Our ability to overcome these challenges depends on informed solutions developed through ongoing collaboration, rather than conflict. That's the approach that we have embraced at the U.S. Golf Association. We have supported successful programs like the PGA of America's Get Golf Ready initiative, which introduces the game to new players in five easy lessons, and the USGA--PGA Tee It Forward initiative, which encourages golfers to play from tees that best suit their driving distance and therefore to play faster and have more fun. Last year 10,000 girls at 249 sites nationwide participated in LPGA--USGA Girls Golf, and the program grew by 20%.
At the same time we are working with partners such as the Golf Course Superintendents Association of America to help make the game more affordable. The USGA's staff of 20 agronomists visited more than 1,250 courses in 2012, sharing best practices for improving the turfgrass we play on in ways that are good for the environment and the bottom line. We also convened a summit of leaders from golf, science, government and the environmental community to discuss the sport's use of water, one of our nation's most important and challenged resources. We believe that water usage may be the biggest challenge facing the game in years to come—a point that too few golfers truly understand.
These combined efforts have begun building a better future for the game. And after several years of declining participation, we're now seeing hopeful signs of progress, including a healthy increase in rounds played in 2012.
But working to sustain the game means more than simply providing a healthy economic future for golf. It also means protecting the traditions and character of this wonderful game. Together with the R&A, our partner in governing the game worldwide, the USGA proposed a rule that would prohibit a player from anchoring a club while making a stroke. For centuries the essence of the stroke has been to grip the club with two hands and swing the entire club freely. We hope the swing will be the same hundreds of years from now. Preserving the skill and challenge of the stroke is fundamental both to our obligation to govern and to the long-term health of the game.
Sustaining golf also requires a focus on the role that distance plays in the game.
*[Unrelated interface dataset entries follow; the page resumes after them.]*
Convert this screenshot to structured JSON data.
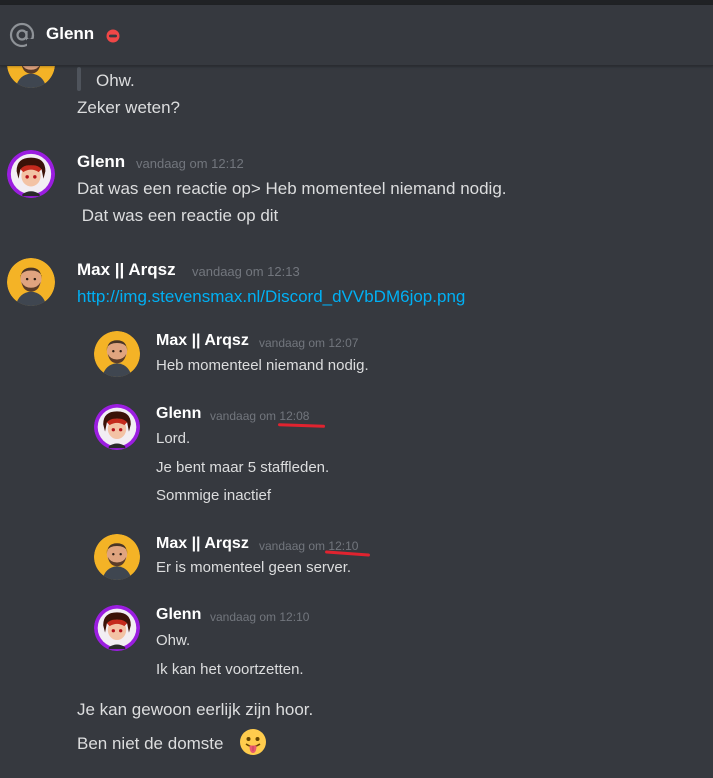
{
  "header": {
    "title": "Glenn",
    "icon": "at-icon",
    "status": "do-not-disturb",
    "status_color": "#f04747"
  },
  "messages": [
    {
      "lines": [
        "Ohw.",
        "Zeker weten?"
      ]
    },
    {
      "author": "Glenn",
      "timestamp": "vandaag om 12:12",
      "lines": [
        "Dat was een reactie op> Heb momenteel niemand nodig.",
        " Dat was een reactie op dit"
      ]
    },
    {
      "author": "Max || Arqsz",
      "timestamp": "vandaag om 12:13",
      "link": "http://img.stevensmax.nl/Discord_dVVbDM6jop.png",
      "embedded": [
        {
          "author": "Max || Arqsz",
          "timestamp": "vandaag om 12:07",
          "lines": [
            "Heb momenteel niemand nodig."
          ]
        },
        {
          "author": "Glenn",
          "timestamp_prefix": "vandaag om ",
          "timestamp_time": "12:08",
          "lines": [
            "Lord.",
            "Je bent maar 5 staffleden.",
            "Sommige inactief"
          ]
        },
        {
          "author": "Max || Arqsz",
          "timestamp_prefix": "vandaag om ",
          "timestamp_time": "12:10",
          "lines": [
            "Er is momenteel geen server."
          ]
        },
        {
          "author": "Glenn",
          "timestamp": "vandaag om 12:10",
          "lines": [
            "Ohw.",
            "Ik kan het voortzetten."
          ]
        }
      ],
      "lines": [
        "Je kan gewoon eerlijk zijn hoor.",
        "Ben niet de domste"
      ],
      "emoji": "stuck-out-tongue-emoji"
    }
  ],
  "colors": {
    "background": "#36393f",
    "link": "#00b0f4",
    "annotation": "#e0232f",
    "glenn_ring": "#9b1de0",
    "max_avatar_bg": "#f5b324"
  }
}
Through the work of the USGA and the R&A, driving distance at the elite amateur and professional level has remained quite stable over the past decade. Today the USGA and the R&A are studying the footprint of golf courses with an eye toward ensuring sustainability of the game for future generations. We want to understand how distance affects the footprint of the world's 33,000-plus courses, as well as courses yet to be built. We want to understand how the size of courses affects the cost of the game, the time it takes to play and the consumption of water and other resources. And we want to understand how distance affects golfers' enjoyment of the game. Could shorter courses potentially lessen the consumption of resources and foster the long-term economic and environmental health of the game? For too long we have gravitated toward courses that are longer, harder, require more space and cost more to maintain. We must change this model and reset our expectations by embracing courses that are shorter, more efficiently maintained, more affordable—and ultimately more fun.
Golf's return to the Olympics in 2016 has spurred an expansion of the game around the world. From Asia to South America to the Middle East, we are watching the sport grow at a rate not seen since the early 20th century. New populations with different cultures and languages are taking up the game. They may not have a long history with golf and its traditions, but with strong leadership we can ensure that the game growing around the world is the same game we have revered for more than 600 years.
Mike Davis is executive director of the USGA.